■ ASSIGNMENT ■
Each entry must come back word for word; drop the images as you go.

- Opening Delimiter -

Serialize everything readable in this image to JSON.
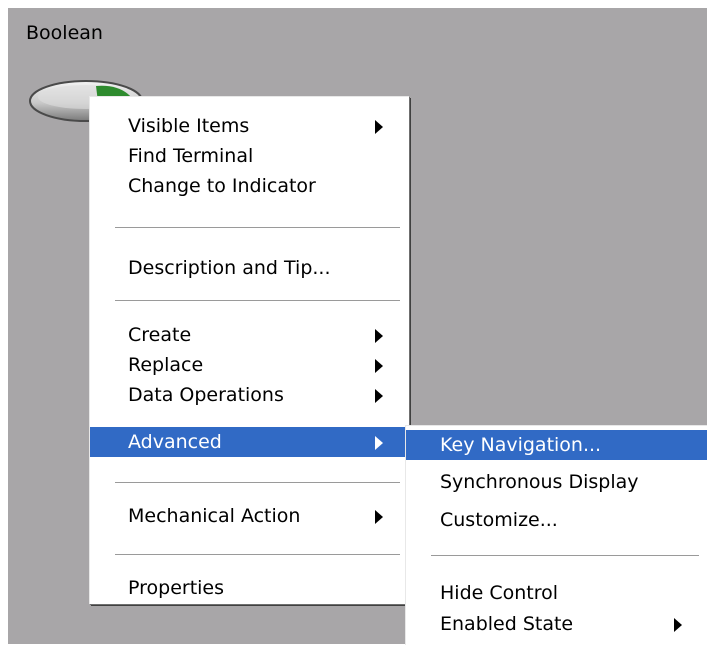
{
  "control": {
    "label": "Boolean",
    "switch_icon": "boolean-switch-icon"
  },
  "context_menu": {
    "items": [
      {
        "label": "Visible Items",
        "submenu": true
      },
      {
        "label": "Find Terminal",
        "submenu": false
      },
      {
        "label": "Change to Indicator",
        "submenu": false
      },
      {
        "label": "Description and Tip...",
        "submenu": false
      },
      {
        "label": "Create",
        "submenu": true
      },
      {
        "label": "Replace",
        "submenu": true
      },
      {
        "label": "Data Operations",
        "submenu": true
      },
      {
        "label": "Advanced",
        "submenu": true,
        "selected": true
      },
      {
        "label": "Mechanical Action",
        "submenu": true
      },
      {
        "label": "Properties",
        "submenu": false
      }
    ]
  },
  "advanced_submenu": {
    "items": [
      {
        "label": "Key Navigation...",
        "selected": true
      },
      {
        "label": "Synchronous Display"
      },
      {
        "label": "Customize..."
      },
      {
        "label": "Hide Control"
      },
      {
        "label": "Enabled State",
        "submenu": true
      }
    ]
  },
  "colors": {
    "panel_background": "#a8a6a8",
    "menu_background": "#ffffff",
    "selection": "#316ac5",
    "switch_green": "#2e8b2e"
  }
}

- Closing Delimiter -

■ REPLY TO THE EXERCISE ■
Serialize everything readable in this image to JSON.
{
  "control": {
    "label": "Boolean",
    "switch_icon": "boolean-switch-icon"
  },
  "context_menu": {
    "items": [
      {
        "label": "Visible Items",
        "submenu": true
      },
      {
        "label": "Find Terminal",
        "submenu": false
      },
      {
        "label": "Change to Indicator",
        "submenu": false
      },
      {
        "label": "Description and Tip...",
        "submenu": false
      },
      {
        "label": "Create",
        "submenu": true
      },
      {
        "label": "Replace",
        "submenu": true
      },
      {
        "label": "Data Operations",
        "submenu": true
      },
      {
        "label": "Advanced",
        "submenu": true,
        "selected": true
      },
      {
        "label": "Mechanical Action",
        "submenu": true
      },
      {
        "label": "Properties",
        "submenu": false
      }
    ]
  },
  "advanced_submenu": {
    "items": [
      {
        "label": "Key Navigation...",
        "selected": true
      },
      {
        "label": "Synchronous Display"
      },
      {
        "label": "Customize..."
      },
      {
        "label": "Hide Control"
      },
      {
        "label": "Enabled State",
        "submenu": true
      }
    ]
  },
  "colors": {
    "panel_background": "#a8a6a8",
    "menu_background": "#ffffff",
    "selection": "#316ac5",
    "switch_green": "#2e8b2e"
  }
}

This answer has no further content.